Possibly as soon as
December 2017, the Town of Chesterton could be the hub of a cutting-edge
fiber optic network, which would make it a magnet for high-tech firms--for
any kind of business really--in need of high-speed and -capacity Internet
That was the
thinking of the Redevelopment Commission in August, when it retained, at a
not-to-exceed price of $30,000, the services of Monroe Street Group, a
Chicago consultancy, to shepherd the town through the process of getting a
fiber optic network (FON) up and running.
Last week, at the
commission’s final meeting of the year, Monroe Street Group principal John
Nekus presented a three-phase plan which he said would position the
town--and could ultimately position the entire county--to be the preferred
destination in Northwest Indiana not only of established firms looking to
expand or re-locate but of innovative start-ups and other intellectual
The FON, naturally,
would also serve existing business and municipal government, the emerging
medical campuses in and around Chesterton, and--under an arrangement whose
details aren’t near to being finalized yet--the Duneland Schools. Eventually
it would likely serve too the secondary residential market.
“We are seeing a a
re-sorting of communities into ‘haves’ and have-nots’ when it comes to
access to high-speed and efficient broadband communications,” Nekus said.
“Have it and the place is destined to have a vibrant and strong economic
future. Miss out and your community will likely see lessening economic
fortunes and the strong likelihood of becoming tomorrow’s ghost town.”
Fiber optic is “on
par with previous must-have infrastructure imperatives,” Nekus added, like
“access to clean water, quality roads, and sewer infrastructure.”
* Phase I: the
selection of a network design consultant which would map the
route--consisting of an estimated 10 to 10.5 miles of conduit--find the site
for a bricks-and-mortar data center for the management of the FON, and
prepare both the construction drawings and the technical specifications,
among other things.
* Phase II: the
selection of a network operator responsible for maintenance, customer
billing and marketing, and “last-mile connectivity and onboarding new
customers.” Specifically, the operator would provide 24/7 administration of
a “stable, redundant, scalable, and efficient” network under a
revenue-sharing agreement but the Town of Chesterton would retain ownership
of the conduit itself.
* Phase III: the
selection of a construction contractor to install the conduit and fiber
On Monday, the
commission began implementation of Phase I by voting unanimously to issue a
request for information (RFI)--in the form of a 40-page document--from
interested design consultants.

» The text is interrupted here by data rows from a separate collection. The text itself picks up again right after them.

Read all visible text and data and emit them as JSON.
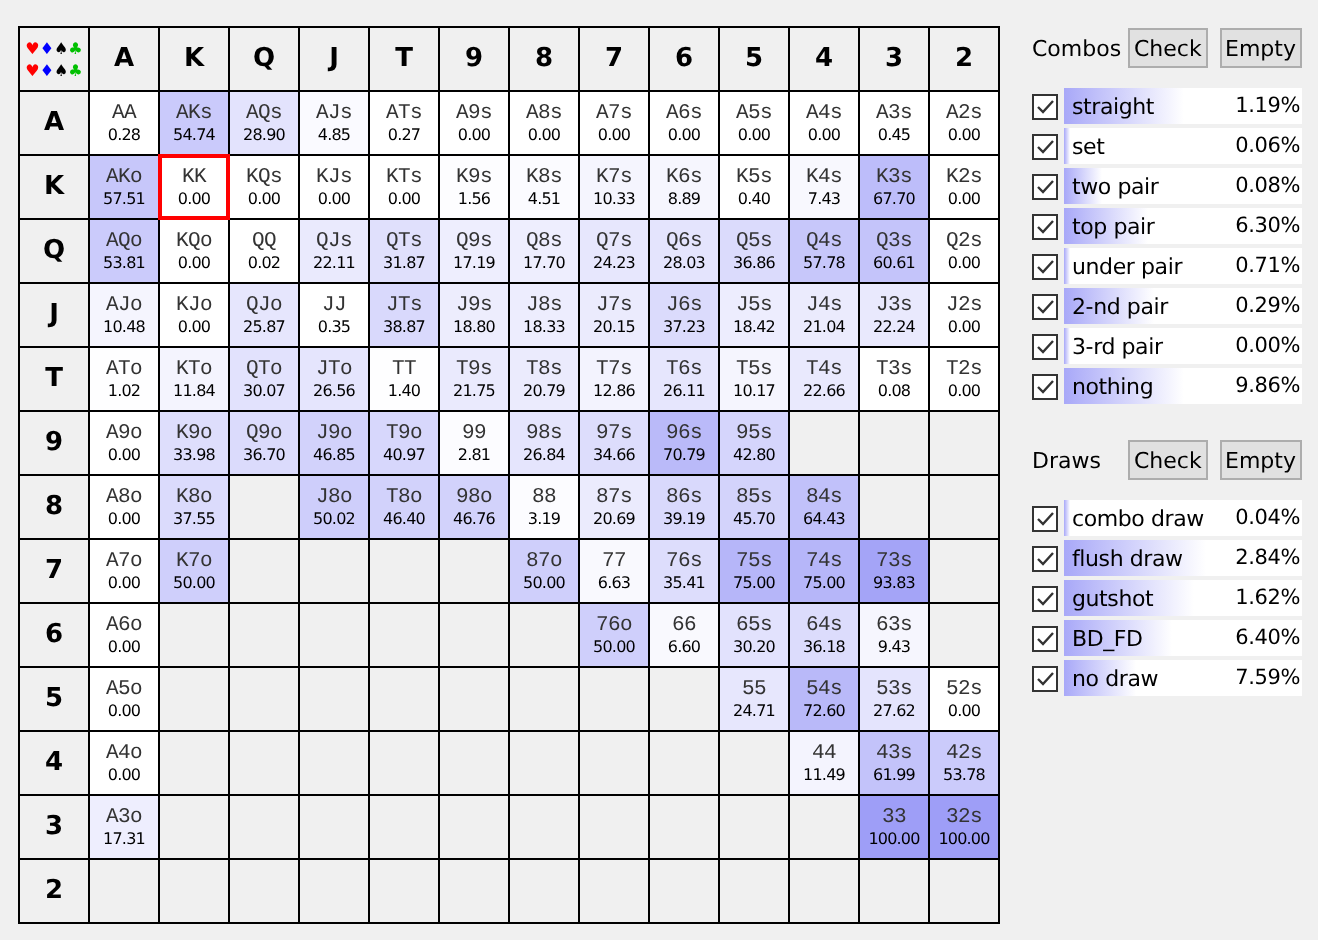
{
  "grid": {
    "corner": [
      [
        {
          "symbol": "♥",
          "color": "#ff0000"
        },
        {
          "symbol": "♦",
          "color": "#0000ff"
        },
        {
          "symbol": "♠",
          "color": "#000000"
        },
        {
          "symbol": "♣",
          "color": "#00c000"
        }
      ],
      [
        {
          "symbol": "♥",
          "color": "#ff0000"
        },
        {
          "symbol": "♦",
          "color": "#0000ff"
        },
        {
          "symbol": "♠",
          "color": "#000000"
        },
        {
          "symbol": "♣",
          "color": "#00c000"
        }
      ]
    ],
    "columns": [
      "A",
      "K",
      "Q",
      "J",
      "T",
      "9",
      "8",
      "7",
      "6",
      "5",
      "4",
      "3",
      "2"
    ],
    "rows": [
      {
        "header": "A",
        "cells": [
          {
            "kind": "hand",
            "hand": "AA",
            "value": "0.28",
            "selected": false
          },
          {
            "kind": "hand",
            "hand": "AKs",
            "value": "54.74",
            "selected": false
          },
          {
            "kind": "hand",
            "hand": "AQs",
            "value": "28.90",
            "selected": false
          },
          {
            "kind": "hand",
            "hand": "AJs",
            "value": "4.85",
            "selected": false
          },
          {
            "kind": "hand",
            "hand": "ATs",
            "value": "0.27",
            "selected": false
          },
          {
            "kind": "hand",
            "hand": "A9s",
            "value": "0.00",
            "selected": false
          },
          {
            "kind": "hand",
            "hand": "A8s",
            "value": "0.00",
            "selected": false
          },
          {
            "kind": "hand",
            "hand": "A7s",
            "value": "0.00",
            "selected": false
          },
          {
            "kind": "hand",
            "hand": "A6s",
            "value": "0.00",
            "selected": false
          },
          {
            "kind": "hand",
            "hand": "A5s",
            "value": "0.00",
            "selected": false
          },
          {
            "kind": "hand",
            "hand": "A4s",
            "value": "0.00",
            "selected": false
          },
          {
            "kind": "hand",
            "hand": "A3s",
            "value": "0.45",
            "selected": false
          },
          {
            "kind": "hand",
            "hand": "A2s",
            "value": "0.00",
            "selected": false
          }
        ]
      },
      {
        "header": "K",
        "cells": [
          {
            "kind": "hand",
            "hand": "AKo",
            "value": "57.51",
            "selected": false
          },
          {
            "kind": "hand",
            "hand": "KK",
            "value": "0.00",
            "selected": true
          },
          {
            "kind": "hand",
            "hand": "KQs",
            "value": "0.00",
            "selected": false
          },
          {
            "kind": "hand",
            "hand": "KJs",
            "value": "0.00",
            "selected": false
          },
          {
            "kind": "hand",
            "hand": "KTs",
            "value": "0.00",
            "selected": false
          },
          {
            "kind": "hand",
            "hand": "K9s",
            "value": "1.56",
            "selected": false
          },
          {
            "kind": "hand",
            "hand": "K8s",
            "value": "4.51",
            "selected": false
          },
          {
            "kind": "hand",
            "hand": "K7s",
            "value": "10.33",
            "selected": false
          },
          {
            "kind": "hand",
            "hand": "K6s",
            "value": "8.89",
            "selected": false
          },
          {
            "kind": "hand",
            "hand": "K5s",
            "value": "0.40",
            "selected": false
          },
          {
            "kind": "hand",
            "hand": "K4s",
            "value": "7.43",
            "selected": false
          },
          {
            "kind": "hand",
            "hand": "K3s",
            "value": "67.70",
            "selected": false
          },
          {
            "kind": "hand",
            "hand": "K2s",
            "value": "0.00",
            "selected": false
          }
        ]
      },
      {
        "header": "Q",
        "cells": [
          {
            "kind": "hand",
            "hand": "AQo",
            "value": "53.81",
            "selected": false
          },
          {
            "kind": "hand",
            "hand": "KQo",
            "value": "0.00",
            "selected": false
          },
          {
            "kind": "hand",
            "hand": "QQ",
            "value": "0.02",
            "selected": false
          },
          {
            "kind": "hand",
            "hand": "QJs",
            "value": "22.11",
            "selected": false
          },
          {
            "kind": "hand",
            "hand": "QTs",
            "value": "31.87",
            "selected": false
          },
          {
            "kind": "hand",
            "hand": "Q9s",
            "value": "17.19",
            "selected": false
          },
          {
            "kind": "hand",
            "hand": "Q8s",
            "value": "17.70",
            "selected": false
          },
          {
            "kind": "hand",
            "hand": "Q7s",
            "value": "24.23",
            "selected": false
          },
          {
            "kind": "hand",
            "hand": "Q6s",
            "value": "28.03",
            "selected": false
          },
          {
            "kind": "hand",
            "hand": "Q5s",
            "value": "36.86",
            "selected": false
          },
          {
            "kind": "hand",
            "hand": "Q4s",
            "value": "57.78",
            "selected": false
          },
          {
            "kind": "hand",
            "hand": "Q3s",
            "value": "60.61",
            "selected": false
          },
          {
            "kind": "hand",
            "hand": "Q2s",
            "value": "0.00",
            "selected": false
          }
        ]
      },
      {
        "header": "J",
        "cells": [
          {
            "kind": "hand",
            "hand": "AJo",
            "value": "10.48",
            "selected": false
          },
          {
            "kind": "hand",
            "hand": "KJo",
            "value": "0.00",
            "selected": false
          },
          {
            "kind": "hand",
            "hand": "QJo",
            "value": "25.87",
            "selected": false
          },
          {
            "kind": "hand",
            "hand": "JJ",
            "value": "0.35",
            "selected": false
          },
          {
            "kind": "hand",
            "hand": "JTs",
            "value": "38.87",
            "selected": false
          },
          {
            "kind": "hand",
            "hand": "J9s",
            "value": "18.80",
            "selected": false
          },
          {
            "kind": "hand",
            "hand": "J8s",
            "value": "18.33",
            "selected": false
          },
          {
            "kind": "hand",
            "hand": "J7s",
            "value": "20.15",
            "selected": false
          },
          {
            "kind": "hand",
            "hand": "J6s",
            "value": "37.23",
            "selected": false
          },
          {
            "kind": "hand",
            "hand": "J5s",
            "value": "18.42",
            "selected": false
          },
          {
            "kind": "hand",
            "hand": "J4s",
            "value": "21.04",
            "selected": false
          },
          {
            "kind": "hand",
            "hand": "J3s",
            "value": "22.24",
            "selected": false
          },
          {
            "kind": "hand",
            "hand": "J2s",
            "value": "0.00",
            "selected": false
          }
        ]
      },
      {
        "header": "T",
        "cells": [
          {
            "kind": "hand",
            "hand": "ATo",
            "value": "1.02",
            "selected": false
          },
          {
            "kind": "hand",
            "hand": "KTo",
            "value": "11.84",
            "selected": false
          },
          {
            "kind": "hand",
            "hand": "QTo",
            "value": "30.07",
            "selected": false
          },
          {
            "kind": "hand",
            "hand": "JTo",
            "value": "26.56",
            "selected": false
          },
          {
            "kind": "hand",
            "hand": "TT",
            "value": "1.40",
            "selected": false
          },
          {
            "kind": "hand",
            "hand": "T9s",
            "value": "21.75",
            "selected": false
          },
          {
            "kind": "hand",
            "hand": "T8s",
            "value": "20.79",
            "selected": false
          },
          {
            "kind": "hand",
            "hand": "T7s",
            "value": "12.86",
            "selected": false
          },
          {
            "kind": "hand",
            "hand": "T6s",
            "value": "26.11",
            "selected": false
          },
          {
            "kind": "hand",
            "hand": "T5s",
            "value": "10.17",
            "selected": false
          },
          {
            "kind": "hand",
            "hand": "T4s",
            "value": "22.66",
            "selected": false
          },
          {
            "kind": "hand",
            "hand": "T3s",
            "value": "0.08",
            "selected": false
          },
          {
            "kind": "hand",
            "hand": "T2s",
            "value": "0.00",
            "selected": false
          }
        ]
      },
      {
        "header": "9",
        "cells": [
          {
            "kind": "hand",
            "hand": "A9o",
            "value": "0.00",
            "selected": false
          },
          {
            "kind": "hand",
            "hand": "K9o",
            "value": "33.98",
            "selected": false
          },
          {
            "kind": "hand",
            "hand": "Q9o",
            "value": "36.70",
            "selected": false
          },
          {
            "kind": "hand",
            "hand": "J9o",
            "value": "46.85",
            "selected": false
          },
          {
            "kind": "hand",
            "hand": "T9o",
            "value": "40.97",
            "selected": false
          },
          {
            "kind": "hand",
            "hand": "99",
            "value": "2.81",
            "selected": false
          },
          {
            "kind": "hand",
            "hand": "98s",
            "value": "26.84",
            "selected": false
          },
          {
            "kind": "hand",
            "hand": "97s",
            "value": "34.66",
            "selected": false
          },
          {
            "kind": "hand",
            "hand": "96s",
            "value": "70.79",
            "selected": false
          },
          {
            "kind": "hand",
            "hand": "95s",
            "value": "42.80",
            "selected": false
          },
          {
            "kind": "blank"
          },
          {
            "kind": "blank"
          },
          {
            "kind": "blank"
          }
        ]
      },
      {
        "header": "8",
        "cells": [
          {
            "kind": "hand",
            "hand": "A8o",
            "value": "0.00",
            "selected": false
          },
          {
            "kind": "hand",
            "hand": "K8o",
            "value": "37.55",
            "selected": false
          },
          {
            "kind": "blank"
          },
          {
            "kind": "hand",
            "hand": "J8o",
            "value": "50.02",
            "selected": false
          },
          {
            "kind": "hand",
            "hand": "T8o",
            "value": "46.40",
            "selected": false
          },
          {
            "kind": "hand",
            "hand": "98o",
            "value": "46.76",
            "selected": false
          },
          {
            "kind": "hand",
            "hand": "88",
            "value": "3.19",
            "selected": false
          },
          {
            "kind": "hand",
            "hand": "87s",
            "value": "20.69",
            "selected": false
          },
          {
            "kind": "hand",
            "hand": "86s",
            "value": "39.19",
            "selected": false
          },
          {
            "kind": "hand",
            "hand": "85s",
            "value": "45.70",
            "selected": false
          },
          {
            "kind": "hand",
            "hand": "84s",
            "value": "64.43",
            "selected": false
          },
          {
            "kind": "blank"
          },
          {
            "kind": "blank"
          }
        ]
      },
      {
        "header": "7",
        "cells": [
          {
            "kind": "hand",
            "hand": "A7o",
            "value": "0.00",
            "selected": false
          },
          {
            "kind": "hand",
            "hand": "K7o",
            "value": "50.00",
            "selected": false
          },
          {
            "kind": "blank"
          },
          {
            "kind": "blank"
          },
          {
            "kind": "blank"
          },
          {
            "kind": "blank"
          },
          {
            "kind": "hand",
            "hand": "87o",
            "value": "50.00",
            "selected": false
          },
          {
            "kind": "hand",
            "hand": "77",
            "value": "6.63",
            "selected": false
          },
          {
            "kind": "hand",
            "hand": "76s",
            "value": "35.41",
            "selected": false
          },
          {
            "kind": "hand",
            "hand": "75s",
            "value": "75.00",
            "selected": false
          },
          {
            "kind": "hand",
            "hand": "74s",
            "value": "75.00",
            "selected": false
          },
          {
            "kind": "hand",
            "hand": "73s",
            "value": "93.83",
            "selected": false
          },
          {
            "kind": "blank"
          }
        ]
      },
      {
        "header": "6",
        "cells": [
          {
            "kind": "hand",
            "hand": "A6o",
            "value": "0.00",
            "selected": false
          },
          {
            "kind": "blank"
          },
          {
            "kind": "blank"
          },
          {
            "kind": "blank"
          },
          {
            "kind": "blank"
          },
          {
            "kind": "blank"
          },
          {
            "kind": "blank"
          },
          {
            "kind": "hand",
            "hand": "76o",
            "value": "50.00",
            "selected": false
          },
          {
            "kind": "hand",
            "hand": "66",
            "value": "6.60",
            "selected": false
          },
          {
            "kind": "hand",
            "hand": "65s",
            "value": "30.20",
            "selected": false
          },
          {
            "kind": "hand",
            "hand": "64s",
            "value": "36.18",
            "selected": false
          },
          {
            "kind": "hand",
            "hand": "63s",
            "value": "9.43",
            "selected": false
          },
          {
            "kind": "blank"
          }
        ]
      },
      {
        "header": "5",
        "cells": [
          {
            "kind": "hand",
            "hand": "A5o",
            "value": "0.00",
            "selected": false
          },
          {
            "kind": "blank"
          },
          {
            "kind": "blank"
          },
          {
            "kind": "blank"
          },
          {
            "kind": "blank"
          },
          {
            "kind": "blank"
          },
          {
            "kind": "blank"
          },
          {
            "kind": "blank"
          },
          {
            "kind": "blank"
          },
          {
            "kind": "hand",
            "hand": "55",
            "value": "24.71",
            "selected": false
          },
          {
            "kind": "hand",
            "hand": "54s",
            "value": "72.60",
            "selected": false
          },
          {
            "kind": "hand",
            "hand": "53s",
            "value": "27.62",
            "selected": false
          },
          {
            "kind": "hand",
            "hand": "52s",
            "value": "0.00",
            "selected": false
          }
        ]
      },
      {
        "header": "4",
        "cells": [
          {
            "kind": "hand",
            "hand": "A4o",
            "value": "0.00",
            "selected": false
          },
          {
            "kind": "blank"
          },
          {
            "kind": "blank"
          },
          {
            "kind": "blank"
          },
          {
            "kind": "blank"
          },
          {
            "kind": "blank"
          },
          {
            "kind": "blank"
          },
          {
            "kind": "blank"
          },
          {
            "kind": "blank"
          },
          {
            "kind": "blank"
          },
          {
            "kind": "hand",
            "hand": "44",
            "value": "11.49",
            "selected": false
          },
          {
            "kind": "hand",
            "hand": "43s",
            "value": "61.99",
            "selected": false
          },
          {
            "kind": "hand",
            "hand": "42s",
            "value": "53.78",
            "selected": false
          }
        ]
      },
      {
        "header": "3",
        "cells": [
          {
            "kind": "hand",
            "hand": "A3o",
            "value": "17.31",
            "selected": false
          },
          {
            "kind": "blank"
          },
          {
            "kind": "blank"
          },
          {
            "kind": "blank"
          },
          {
            "kind": "blank"
          },
          {
            "kind": "blank"
          },
          {
            "kind": "blank"
          },
          {
            "kind": "blank"
          },
          {
            "kind": "blank"
          },
          {
            "kind": "blank"
          },
          {
            "kind": "blank"
          },
          {
            "kind": "hand",
            "hand": "33",
            "value": "100.00",
            "selected": false
          },
          {
            "kind": "hand",
            "hand": "32s",
            "value": "100.00",
            "selected": false
          }
        ]
      },
      {
        "header": "2",
        "cells": [
          {
            "kind": "blank"
          },
          {
            "kind": "blank"
          },
          {
            "kind": "blank"
          },
          {
            "kind": "blank"
          },
          {
            "kind": "blank"
          },
          {
            "kind": "blank"
          },
          {
            "kind": "blank"
          },
          {
            "kind": "blank"
          },
          {
            "kind": "blank"
          },
          {
            "kind": "blank"
          },
          {
            "kind": "blank"
          },
          {
            "kind": "blank"
          },
          {
            "kind": "blank"
          }
        ]
      }
    ]
  },
  "panels": [
    {
      "title": "Combos",
      "buttons": [
        "Check",
        "Empty"
      ],
      "items": [
        {
          "label": "straight",
          "checked": true,
          "level": 0.5,
          "value": "1.19%"
        },
        {
          "label": "set",
          "checked": true,
          "level": 0.02,
          "value": "0.06%"
        },
        {
          "label": "two pair",
          "checked": true,
          "level": 0.16,
          "value": "0.08%"
        },
        {
          "label": "top pair",
          "checked": true,
          "level": 0.35,
          "value": "6.30%"
        },
        {
          "label": "under pair",
          "checked": true,
          "level": 0.01,
          "value": "0.71%"
        },
        {
          "label": "2-nd pair",
          "checked": true,
          "level": 0.38,
          "value": "0.29%"
        },
        {
          "label": "3-rd pair",
          "checked": true,
          "level": 0.02,
          "value": "0.00%"
        },
        {
          "label": "nothing",
          "checked": true,
          "level": 0.5,
          "value": "9.86%"
        }
      ]
    },
    {
      "title": "Draws",
      "buttons": [
        "Check",
        "Empty"
      ],
      "items": [
        {
          "label": "combo draw",
          "checked": true,
          "level": 0.01,
          "value": "0.04%"
        },
        {
          "label": "flush draw",
          "checked": true,
          "level": 0.6,
          "value": "2.84%"
        },
        {
          "label": "gutshot",
          "checked": true,
          "level": 0.55,
          "value": "1.62%"
        },
        {
          "label": "BD_FD",
          "checked": true,
          "level": 0.45,
          "value": "6.40%"
        },
        {
          "label": "no draw",
          "checked": true,
          "level": 0.3,
          "value": "7.59%"
        }
      ]
    }
  ]
}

That RFI has a Feb. 1 deadline and a
consultant should be selected at the commission’s Feb. 22 meeting.
Appended to that
RFI is the following: a list, complete with street addresses, of all

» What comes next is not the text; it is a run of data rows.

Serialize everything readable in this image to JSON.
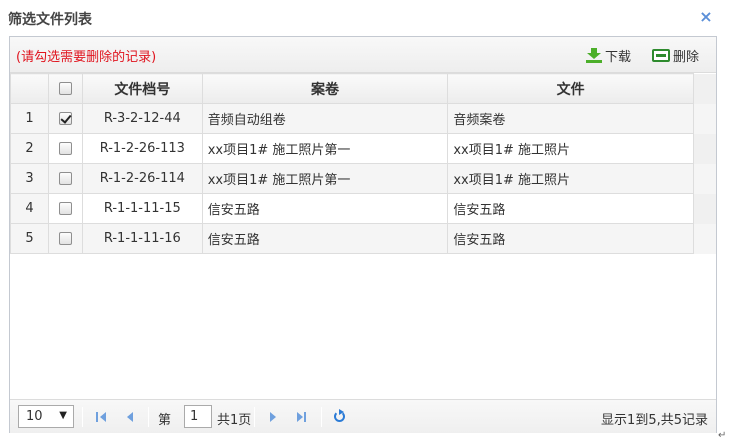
{
  "dialog": {
    "title": "筛选文件列表",
    "close_glyph": "×"
  },
  "toolbar": {
    "notice": "(请勾选需要删除的记录)",
    "download_label": "下载",
    "delete_label": "删除",
    "download_icon": "download-icon",
    "delete_icon": "delete-icon"
  },
  "table": {
    "columns": [
      "文件档号",
      "案卷",
      "文件"
    ],
    "rows": [
      {
        "num": "1",
        "checked": true,
        "code": "R-3-2-12-44",
        "volume": "音频自动组卷",
        "file": "音频案卷"
      },
      {
        "num": "2",
        "checked": false,
        "code": "R-1-2-26-113",
        "volume": "xx项目1# 施工照片第一",
        "file": "xx项目1# 施工照片"
      },
      {
        "num": "3",
        "checked": false,
        "code": "R-1-2-26-114",
        "volume": "xx项目1# 施工照片第一",
        "file": "xx项目1# 施工照片"
      },
      {
        "num": "4",
        "checked": false,
        "code": "R-1-1-11-15",
        "volume": "信安五路",
        "file": "信安五路"
      },
      {
        "num": "5",
        "checked": false,
        "code": "R-1-1-11-16",
        "volume": "信安五路",
        "file": "信安五路"
      }
    ]
  },
  "pager": {
    "page_size": "10",
    "page_prefix": "第",
    "page_value": "1",
    "page_total": "共1页",
    "info": "显示1到5,共5记录"
  },
  "colors": {
    "notice": "#e0151f",
    "accent": "#2b7bd6",
    "border": "#c4c9d1"
  }
}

Chesterton municipal facilities; all Duneland School facilities; all medical
facilities and clinics in town; and all businesses in town.
Member Jeff Trout
noted that informal discussions about the feasibility of an FON began more
than two years ago, in November 2013, when he, Town Attorney Chuck Lukmann,
and then Duneland Chamber of Commerce Executive Director Heather Ennis
concurred that, given the relative distances from Chicago of possible FON
points in Porter County, ”connectivity really needs to come from the north,”
not the south. At that point, Trout said, it became clear that the Town of
Chesterton might have a role to play in the development of a local FON.
Trout added that
the commission outreached to the City of Valparaiso last year, when it
learned that Valpo municipal government is similarly exploring the
construction of an FON. “Unfortunately, we’ve had no response yet from the
City of Valparaiso,” he said.
In any case, Nekus
told the commission, “Big Data” is the next big thing. It has to be, with a
projected compounded annual growth rate in data traffic of 21 percent over
the five years from 2013 to 2018, with that spike driven in particular by
smartphones (whose share of data consumption will jump from 3.5 percent to
16.3 percent), tablets (from 2.2 percent to 14 percent), and
machine-to-machine communication (0.4 percent to 2.8 percent).
“A strong broadband
presence is required for a community to succeed in the keen competition to
attract new business,” Nekus said. “Without it you risk watching your
community decline and your young people leave town, lured by opportunities
available only in better connected communities.”
target date for “a fully installed and functioning system”: December 2017.
That date could change this summer, however, moved up or moved back, when
the design consultant delivers its deliverables, he said.